    Bingham is a smart guy, perhaps a little too smart and detached but life’s cruel plans don’t spare Bingham either, his detachment is a coping mechanism to simplify life but fate will get its way.

    I am surprised you missed an important scene in your analysis which can throw some light on the writer’s intent. In the last scene, Bingham is disillusioned but gets back to his usual flying routine, he is at an airport, looks at the electronic board for flight status and lets his hand go off his baggage. After this scene, the credits roll.

  5. dyebyedx:

    I didn’t miss that scene. I just didn’t know what, if anything, to make of it. What do you think the significance is? General existential tiredness? Him remembering the naive-romantic suggestion from Natalie that if she had that many miles, she’d just get in a plane and go somewhere crazy?

    David — I don’t think becoming a counselor for the laid off would have fit with the Bingham character at all. His ‘backpack’ seminar has a different intent, and he even gives that up.

    Another scene I didn’t analyze because I couldn’t quite make sense of it, was his interrupted phone call to the freq flyer concierge, attempting to transfer miles to his sister so she could do a round-the-world trip. He doesn’t finish that call and says “I’ll call you back” … that is significant I think.
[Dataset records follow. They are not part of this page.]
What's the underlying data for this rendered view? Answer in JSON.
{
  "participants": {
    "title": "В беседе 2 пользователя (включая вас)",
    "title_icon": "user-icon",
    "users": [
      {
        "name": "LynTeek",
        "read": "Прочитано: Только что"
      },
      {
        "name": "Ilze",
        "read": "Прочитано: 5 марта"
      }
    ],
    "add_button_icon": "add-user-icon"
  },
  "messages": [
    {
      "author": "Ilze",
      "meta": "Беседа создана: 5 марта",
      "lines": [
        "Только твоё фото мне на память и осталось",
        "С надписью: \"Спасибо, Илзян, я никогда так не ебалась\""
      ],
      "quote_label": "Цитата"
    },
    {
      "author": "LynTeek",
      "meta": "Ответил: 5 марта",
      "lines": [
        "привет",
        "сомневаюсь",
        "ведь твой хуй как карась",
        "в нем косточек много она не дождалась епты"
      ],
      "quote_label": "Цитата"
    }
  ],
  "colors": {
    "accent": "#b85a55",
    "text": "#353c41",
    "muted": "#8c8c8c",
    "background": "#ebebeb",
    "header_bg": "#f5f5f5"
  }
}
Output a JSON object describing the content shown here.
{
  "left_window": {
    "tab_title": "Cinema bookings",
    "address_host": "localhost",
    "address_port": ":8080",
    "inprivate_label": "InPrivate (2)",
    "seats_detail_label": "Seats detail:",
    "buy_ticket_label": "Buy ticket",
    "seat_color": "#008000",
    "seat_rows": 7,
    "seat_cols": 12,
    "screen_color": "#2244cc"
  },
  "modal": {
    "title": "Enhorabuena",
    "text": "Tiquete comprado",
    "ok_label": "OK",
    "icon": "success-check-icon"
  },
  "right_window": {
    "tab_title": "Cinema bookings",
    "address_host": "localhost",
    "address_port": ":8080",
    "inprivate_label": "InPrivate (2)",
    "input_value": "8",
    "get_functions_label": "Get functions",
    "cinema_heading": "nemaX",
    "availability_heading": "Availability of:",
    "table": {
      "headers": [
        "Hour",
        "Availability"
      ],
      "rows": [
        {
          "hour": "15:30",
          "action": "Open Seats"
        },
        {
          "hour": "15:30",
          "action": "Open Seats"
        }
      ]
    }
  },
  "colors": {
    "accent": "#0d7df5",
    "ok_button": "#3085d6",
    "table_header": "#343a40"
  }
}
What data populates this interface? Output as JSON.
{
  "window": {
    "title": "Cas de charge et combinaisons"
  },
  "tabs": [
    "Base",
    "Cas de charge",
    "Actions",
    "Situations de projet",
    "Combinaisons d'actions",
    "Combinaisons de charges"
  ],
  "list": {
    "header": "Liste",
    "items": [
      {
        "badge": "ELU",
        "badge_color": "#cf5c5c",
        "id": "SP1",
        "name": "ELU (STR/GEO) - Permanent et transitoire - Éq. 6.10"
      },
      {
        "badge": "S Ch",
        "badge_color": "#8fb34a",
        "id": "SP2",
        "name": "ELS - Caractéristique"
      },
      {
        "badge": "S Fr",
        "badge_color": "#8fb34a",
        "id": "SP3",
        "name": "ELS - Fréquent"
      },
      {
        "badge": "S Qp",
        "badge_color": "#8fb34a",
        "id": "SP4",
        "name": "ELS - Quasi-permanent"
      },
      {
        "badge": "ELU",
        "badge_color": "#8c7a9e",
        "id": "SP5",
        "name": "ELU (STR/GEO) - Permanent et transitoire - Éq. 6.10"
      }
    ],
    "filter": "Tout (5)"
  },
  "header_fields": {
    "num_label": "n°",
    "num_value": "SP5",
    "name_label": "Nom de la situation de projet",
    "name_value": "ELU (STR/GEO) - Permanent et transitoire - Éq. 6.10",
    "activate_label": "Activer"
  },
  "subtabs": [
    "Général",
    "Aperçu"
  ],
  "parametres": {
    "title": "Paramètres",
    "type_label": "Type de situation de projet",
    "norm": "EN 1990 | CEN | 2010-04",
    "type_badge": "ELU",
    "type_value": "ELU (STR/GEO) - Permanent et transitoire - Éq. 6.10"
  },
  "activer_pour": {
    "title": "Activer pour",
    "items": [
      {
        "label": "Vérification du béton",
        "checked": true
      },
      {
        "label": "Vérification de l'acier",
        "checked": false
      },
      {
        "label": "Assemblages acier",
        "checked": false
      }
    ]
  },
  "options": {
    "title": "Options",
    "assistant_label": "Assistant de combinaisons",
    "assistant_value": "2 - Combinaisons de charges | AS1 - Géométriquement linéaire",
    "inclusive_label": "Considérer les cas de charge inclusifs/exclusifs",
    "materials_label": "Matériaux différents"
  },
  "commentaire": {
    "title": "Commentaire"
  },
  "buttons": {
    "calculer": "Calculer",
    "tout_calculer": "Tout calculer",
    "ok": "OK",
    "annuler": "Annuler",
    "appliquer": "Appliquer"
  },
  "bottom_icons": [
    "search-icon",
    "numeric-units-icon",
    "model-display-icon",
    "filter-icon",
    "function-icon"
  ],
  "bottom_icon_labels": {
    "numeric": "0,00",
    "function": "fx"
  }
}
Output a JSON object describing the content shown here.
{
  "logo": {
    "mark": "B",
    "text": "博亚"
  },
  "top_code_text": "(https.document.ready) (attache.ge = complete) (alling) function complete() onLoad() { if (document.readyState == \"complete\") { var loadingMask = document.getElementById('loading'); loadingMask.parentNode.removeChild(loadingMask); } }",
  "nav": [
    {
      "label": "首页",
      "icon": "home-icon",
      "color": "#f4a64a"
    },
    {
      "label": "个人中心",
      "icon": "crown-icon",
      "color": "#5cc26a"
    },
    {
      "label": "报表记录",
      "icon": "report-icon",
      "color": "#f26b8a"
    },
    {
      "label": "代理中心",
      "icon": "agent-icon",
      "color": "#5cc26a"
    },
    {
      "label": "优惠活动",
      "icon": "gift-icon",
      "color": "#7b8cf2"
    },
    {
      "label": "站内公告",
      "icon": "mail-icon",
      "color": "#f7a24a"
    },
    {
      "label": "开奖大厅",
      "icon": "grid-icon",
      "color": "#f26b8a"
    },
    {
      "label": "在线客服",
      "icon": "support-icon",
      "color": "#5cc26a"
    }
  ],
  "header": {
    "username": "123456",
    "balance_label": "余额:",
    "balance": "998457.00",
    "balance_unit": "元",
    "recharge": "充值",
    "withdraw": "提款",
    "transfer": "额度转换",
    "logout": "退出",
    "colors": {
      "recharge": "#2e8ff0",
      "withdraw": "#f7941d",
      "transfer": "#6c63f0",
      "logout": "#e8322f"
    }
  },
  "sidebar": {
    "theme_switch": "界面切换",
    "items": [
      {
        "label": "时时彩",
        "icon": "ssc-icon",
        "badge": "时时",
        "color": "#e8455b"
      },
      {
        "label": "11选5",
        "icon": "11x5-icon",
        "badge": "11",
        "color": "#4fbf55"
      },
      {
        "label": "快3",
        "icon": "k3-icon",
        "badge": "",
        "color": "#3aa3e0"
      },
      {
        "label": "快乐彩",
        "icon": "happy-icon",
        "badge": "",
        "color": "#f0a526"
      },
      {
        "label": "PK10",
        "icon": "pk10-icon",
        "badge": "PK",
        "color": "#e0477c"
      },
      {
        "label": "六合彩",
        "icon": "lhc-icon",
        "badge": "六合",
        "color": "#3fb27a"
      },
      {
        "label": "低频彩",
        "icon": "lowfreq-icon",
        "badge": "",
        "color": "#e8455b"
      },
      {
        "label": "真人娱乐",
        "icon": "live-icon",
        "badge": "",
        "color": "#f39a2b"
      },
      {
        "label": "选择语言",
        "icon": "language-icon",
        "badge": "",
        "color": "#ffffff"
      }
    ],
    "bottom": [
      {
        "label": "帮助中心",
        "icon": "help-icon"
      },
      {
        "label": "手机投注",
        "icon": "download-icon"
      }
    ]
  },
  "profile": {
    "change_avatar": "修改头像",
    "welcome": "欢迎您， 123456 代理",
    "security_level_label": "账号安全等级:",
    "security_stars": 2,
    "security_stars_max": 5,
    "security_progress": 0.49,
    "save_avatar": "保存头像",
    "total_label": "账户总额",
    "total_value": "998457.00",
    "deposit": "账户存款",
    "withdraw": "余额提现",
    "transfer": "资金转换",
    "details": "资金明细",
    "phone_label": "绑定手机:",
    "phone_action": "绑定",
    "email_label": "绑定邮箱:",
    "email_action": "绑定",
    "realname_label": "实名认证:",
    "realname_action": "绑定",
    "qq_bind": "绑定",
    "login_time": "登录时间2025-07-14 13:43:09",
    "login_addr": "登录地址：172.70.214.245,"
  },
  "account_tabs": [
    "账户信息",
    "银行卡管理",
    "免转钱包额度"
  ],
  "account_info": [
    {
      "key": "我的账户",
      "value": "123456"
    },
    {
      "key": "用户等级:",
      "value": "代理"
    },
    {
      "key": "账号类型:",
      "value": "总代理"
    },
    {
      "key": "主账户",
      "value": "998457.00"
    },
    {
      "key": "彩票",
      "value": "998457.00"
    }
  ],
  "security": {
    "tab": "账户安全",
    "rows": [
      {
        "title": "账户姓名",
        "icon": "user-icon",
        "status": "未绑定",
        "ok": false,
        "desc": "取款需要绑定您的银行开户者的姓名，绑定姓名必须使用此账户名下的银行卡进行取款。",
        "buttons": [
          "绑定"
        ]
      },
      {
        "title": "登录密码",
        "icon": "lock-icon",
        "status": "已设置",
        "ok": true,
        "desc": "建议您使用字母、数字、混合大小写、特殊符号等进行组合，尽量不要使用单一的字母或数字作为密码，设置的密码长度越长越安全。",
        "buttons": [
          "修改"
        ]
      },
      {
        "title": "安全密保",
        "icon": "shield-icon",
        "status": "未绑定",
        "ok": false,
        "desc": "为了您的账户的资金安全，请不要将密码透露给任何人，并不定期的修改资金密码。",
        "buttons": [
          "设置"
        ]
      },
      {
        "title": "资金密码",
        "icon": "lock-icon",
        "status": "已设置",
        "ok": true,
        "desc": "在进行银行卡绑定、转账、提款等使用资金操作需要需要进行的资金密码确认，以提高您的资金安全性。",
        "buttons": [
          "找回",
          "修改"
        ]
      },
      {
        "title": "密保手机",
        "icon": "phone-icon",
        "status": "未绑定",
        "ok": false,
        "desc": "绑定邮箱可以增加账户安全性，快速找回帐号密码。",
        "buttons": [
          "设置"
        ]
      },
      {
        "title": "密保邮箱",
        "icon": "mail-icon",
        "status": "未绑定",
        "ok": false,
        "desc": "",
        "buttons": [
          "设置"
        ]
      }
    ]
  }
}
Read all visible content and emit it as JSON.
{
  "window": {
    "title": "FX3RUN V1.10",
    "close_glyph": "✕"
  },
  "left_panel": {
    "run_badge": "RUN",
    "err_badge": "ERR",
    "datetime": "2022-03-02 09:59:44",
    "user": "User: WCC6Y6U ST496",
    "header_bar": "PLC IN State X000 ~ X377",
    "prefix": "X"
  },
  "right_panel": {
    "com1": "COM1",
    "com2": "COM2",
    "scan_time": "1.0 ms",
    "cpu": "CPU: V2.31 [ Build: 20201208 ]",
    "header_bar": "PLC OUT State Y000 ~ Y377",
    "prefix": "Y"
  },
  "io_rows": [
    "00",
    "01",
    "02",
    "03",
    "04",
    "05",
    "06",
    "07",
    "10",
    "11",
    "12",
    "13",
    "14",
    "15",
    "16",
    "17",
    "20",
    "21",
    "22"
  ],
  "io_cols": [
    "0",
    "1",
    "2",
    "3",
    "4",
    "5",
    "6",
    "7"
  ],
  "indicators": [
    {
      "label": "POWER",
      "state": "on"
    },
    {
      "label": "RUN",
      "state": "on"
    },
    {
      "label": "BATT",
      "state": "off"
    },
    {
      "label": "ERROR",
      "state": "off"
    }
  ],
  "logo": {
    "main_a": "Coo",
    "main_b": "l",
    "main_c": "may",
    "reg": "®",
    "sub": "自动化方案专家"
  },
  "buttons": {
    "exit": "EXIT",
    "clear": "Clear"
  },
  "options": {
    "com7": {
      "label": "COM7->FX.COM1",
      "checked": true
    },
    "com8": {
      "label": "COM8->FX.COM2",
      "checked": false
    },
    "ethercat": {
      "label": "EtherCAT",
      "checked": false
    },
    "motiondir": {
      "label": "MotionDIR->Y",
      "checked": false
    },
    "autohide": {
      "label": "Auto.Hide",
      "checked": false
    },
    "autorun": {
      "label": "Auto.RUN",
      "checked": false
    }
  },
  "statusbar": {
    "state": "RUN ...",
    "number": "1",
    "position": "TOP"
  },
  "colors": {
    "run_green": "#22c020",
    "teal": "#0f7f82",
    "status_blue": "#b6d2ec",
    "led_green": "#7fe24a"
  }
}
  6. Joining this thread late… just watched the movie last night at Pune where most of the young couples in the audience seemed to be happy laughing extra loud for the obvious funny lines. Overheard two different conversations at the end along the lines of, “The first half was good, after that there was nothing!”

    You also have not analyzed how and why Bingham advises Jim to “go get her” after more or less acknowledging Jim’s analysis and depressing conclusion regarding marriage.

    With all his cleverness Bingham also misreads something Alex says (have to watch it again to get the exact words) and responds with, “Sounds like a trap” whereas she is more consistent with her views, talk and action. Not knowing the plot, I was ready to be hugely disappointed when Bingham flies to Chicago and it looked like a goody-goody Hollywood ending but the twist was keeping in line with the overall tone.

    I found the “You don’t know what you want” part interesting, coming from Alex who is carefully maintaining life in a conventional successful mode and the recipient is a guy who seems to do what he wants however unconventional it may appear.

    • Hey, long time no see!

      And yup: didn’t want to analyze the marriage aspect, since that strays too far from my intent to read the movie as a commentary about work, primarily.

  7. DALE JOHNSSON says:

    Hi
    What i’d love to see you really explore is a much bigger link
    that the sweet fluff about american life, as excellent as that has been,
    please consider the following elements, the eye of horus in the opening credits, punch telegraphing by the illuminati in movies,
    what does up in the air really mean, why is it still running in cinemas till today even in London, consider the movie mic macs, then consider the stark similarity between the movie the messenger Oscar screenplay nominee and the “death” message of termination in Up In The Air…..
    but before you start,
    take a look at this; the next agenda on the globalist plan in war…..connect the dots.